Data for this task

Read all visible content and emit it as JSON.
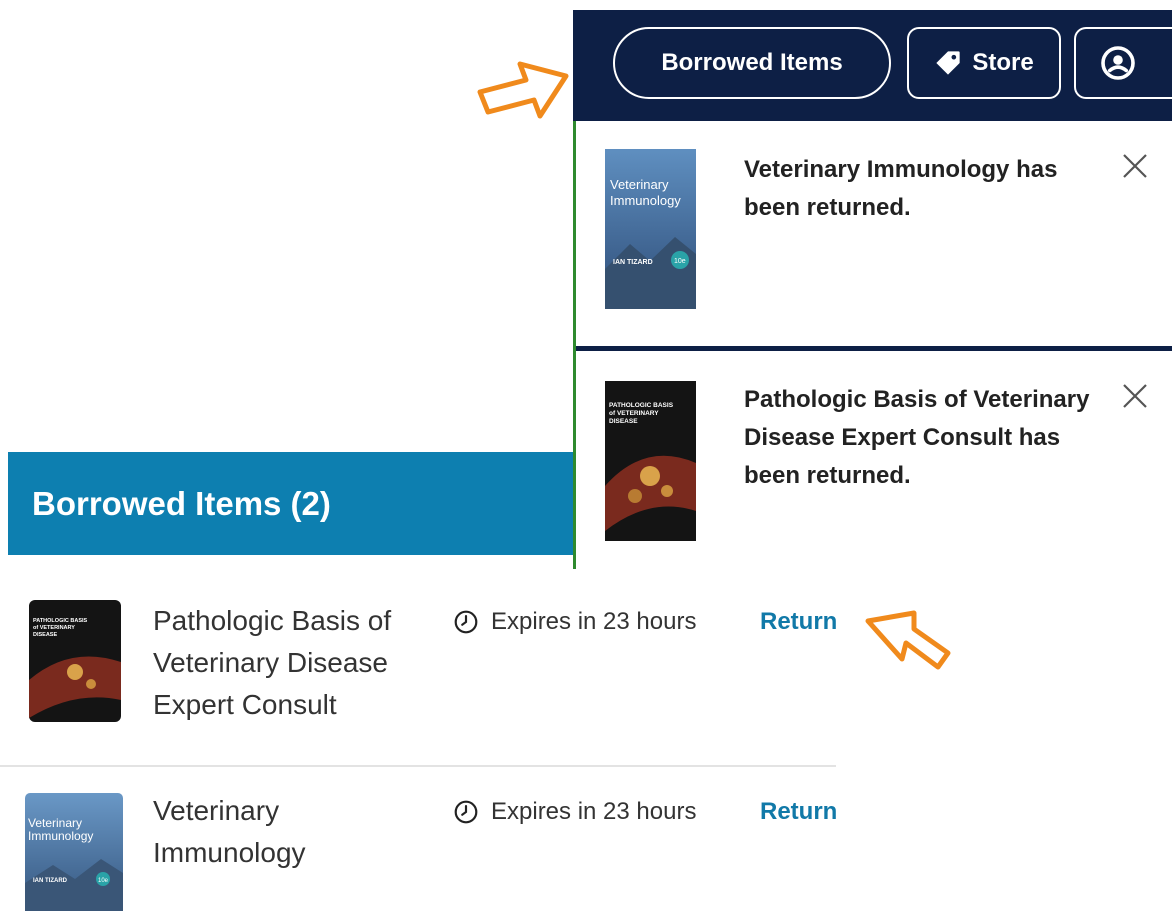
{
  "nav": {
    "borrowed_label": "Borrowed Items",
    "store_label": "Store",
    "store_icon": "tag-icon",
    "account_icon": "user-circle-icon"
  },
  "notifications": [
    {
      "text": "Veterinary Immunology has been returned.",
      "cover_title": "Veterinary Immunology",
      "cover_author": "IAN TIZARD",
      "cover_edition": "10e"
    },
    {
      "text": "Pathologic Basis of Veterinary Disease Expert Consult has been returned.",
      "cover_title": "PATHOLOGIC BASIS of VETERINARY DISEASE"
    }
  ],
  "borrowed": {
    "header": "Borrowed Items (2)",
    "items": [
      {
        "title": "Pathologic Basis of Veterinary Disease Expert Consult",
        "expiry": "Expires in 23 hours",
        "action": "Return"
      },
      {
        "title": "Veterinary Immunology",
        "expiry": "Expires in 23 hours",
        "action": "Return"
      }
    ]
  },
  "colors": {
    "navy": "#0d1f45",
    "header_blue": "#0d7fb0",
    "link_blue": "#1179a8",
    "accent_green": "#2e8a2e",
    "arrow_orange": "#f08a1c"
  }
}
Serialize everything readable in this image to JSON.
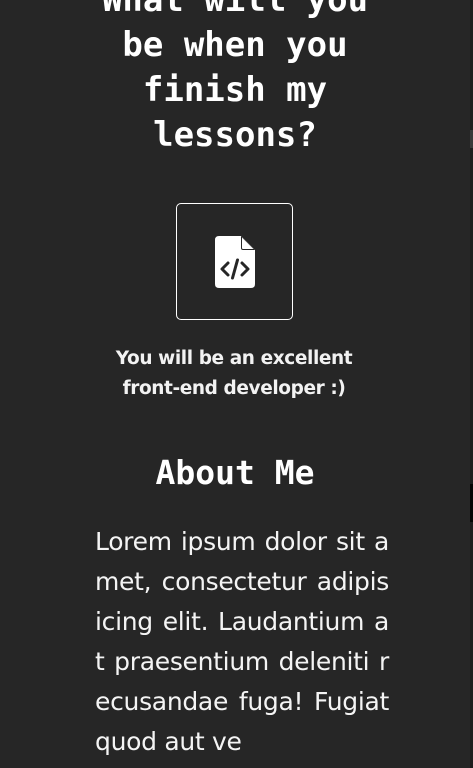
{
  "question": {
    "heading": "What will you be when you finish my lessons?"
  },
  "result": {
    "icon": "file-code-icon",
    "caption": "You will be an excellent front-end developer :)"
  },
  "about": {
    "title": "About Me",
    "text": "Lorem ipsum dolor sit amet, consectetur adipisicing elit. Laudantium at praesentium deleniti recusandae fuga! Fugiat quod aut ve"
  },
  "colors": {
    "background": "#262626",
    "foreground": "#ffffff"
  }
}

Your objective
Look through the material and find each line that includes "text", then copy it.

Written solution
      "text": "Veterinary Immunology has been returned.",
      "text": "Pathologic Basis of Veterinary Disease Expert Consult has been returned.",
    "text": "Lorem ipsum dolor sit amet, consectetur adipisicing elit. Laudantium at praesentium deleniti recusandae fuga! Fugiat quod aut ve"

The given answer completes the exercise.